Mom scrambles across the room half-tripping over her own feet. She lifts his head and begins to attempt to pry the un-chewed hot dog from his throat. Beating on his chest and blowing her own breath into his mouth, she is trying to pour a bit of her own life into his empty shell. His face is a cold-blue and tears cover his cheeks. Bobby’s dead.
With her hands violently shaking, Mom manages to slide the pack of menthols from her back jean-short pocket. She shakes her last cigarette from the soft pack. He’s cradled in her lap as she flicks at the lighter. Flick, flick, flame. She pulls at the cigarette with a trembling mouth. She’s making this last smoke count. It is now just a stub threatening to burn her lips. Mom spits the remnant onto the floor. She allows the smoke to settle in her lungs. It hurts, it burns, and she lets it.
It is a busy, sizzling July day and Bobby’s shadow grows longer, thinner. It’s dinner time. Pulling himself out of the neighbor boy’s not-quite-cold swimming pool, Bobby finally acknowledges his hunger and begins the hot pursuit for Mom. Mom wants nothing more than to take a nap on the sofa, to crack open a good erotica—it’s too damn hot in this house to be cooking anything.
Wading past a minefield of Lego blocks and army men, Mom makes her way to the stuffy kitchen where she flings the window behind the sink open a little harder than necessary. Next pay. Next pay she’ll be getting central-air. The temperature keeps on rising and there’s no reprieve in sight. The heat’s making her crazy—she can barely think.
She pushes a few sticky, sweat soaked wisps of hair from her face. Upon pulling away, the back of her hand is coated with perspiration. She reaches the damp hand deep into the refrigerator; Mom knows just what to make. She turns the knob on the stove to high and begins filling a saucepan with warm tap water. The minerals mixed among the hydrogen and oxygen have an odor. The smell reminds Mom of long hot showers, a sink full of dishes, of Bobby’s first baths.
After a few minutes of boiling, she pulls the now-limp hot dog from the steaming pot. Steam surrounds her face as she pours the hot water down the drain. It soaks her hair and her mascara starts to run. She runs a finger beneath her eyes to smudge away the melted makeup. This damn heat.
He’s sitting at the coffee table. He’s transfixed watching the television. Mom swipes the remote control out of his lap—she needs to turn it down. She does this quickly as he begins to protest immediately. She trades his dinner for the power over the volume. He stops complaining—mid sentence—at the sight of his meal. His mouth is immediately full and Mom takes this opportunity to step outside.
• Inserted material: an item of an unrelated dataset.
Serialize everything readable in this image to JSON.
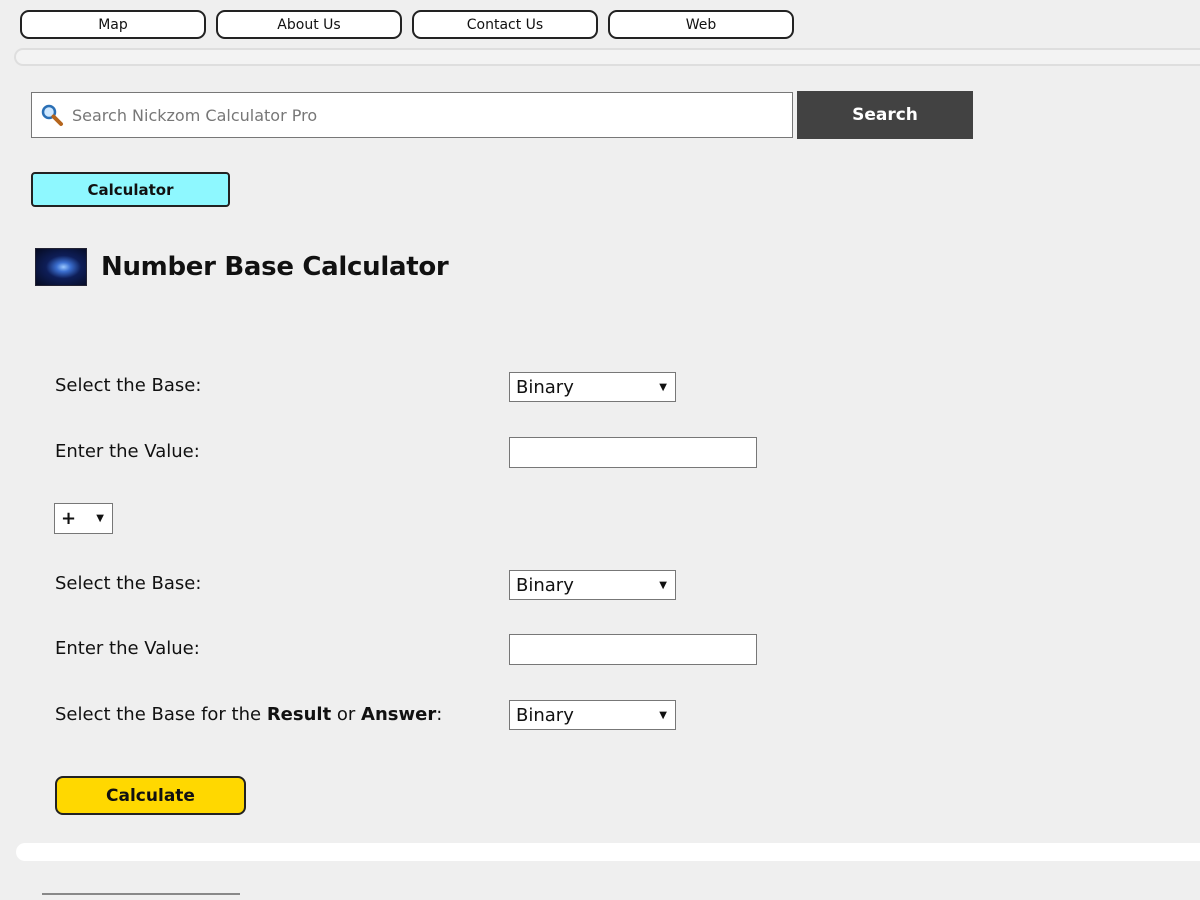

The first drag of her cigarette is always the most rewarding. She still gets that initial head rush. It’s due half to the nicotine, and half to the thrill. This is her one last vice. Bobby never acknowledges Mom’s habit. He smells the staleness on her, only faintly, as they lie together—smashed like sardines on the well-worn sofa watching Antiques Roadshow. The show is a part of their nighttime routine, so is that smell.
The last puff leaves her lungs reluctantly. She holds onto the smoke desperately until it begins to bother her. She releases the toxins into the air through clenched teeth. A bit escapes through her nose and a breeze carries away the grey plumes. A breeze. The leaves on their maple haven’t moved in days. Mom allows stagnant air to fill the house in attempt to keep the thick, July heat out. The breeze continues to rustle leaves and Mom shakes the smoke from her shirt. She needs to open those windows before the cool reprieve escapes her.
She moves from the kitchen to the dining room, rapidly sliding the windows up, slamming them open. Mom steps into the living room and the sounds of cartoon gunshots ring in her ears. She told him to keep the volume down; one of his shows just might send her over the edge one of these days. She presses the power button and the screen goes blank. The only sound she hears is the fizzling of the almost-antique television set powering down. There is silence otherwise.
Mom turns on her heels expecting a shouting match. The humidity makes her fiery and Bobby had inherited that hot-temperedness. But he doesn’t argue. His tiny body is slumped over the table and his plate had slid to the floor smearing ketchup across the beige carpet. Jesus Christ.
Allyson Leskovic is a food server from small-town Pennsylvania.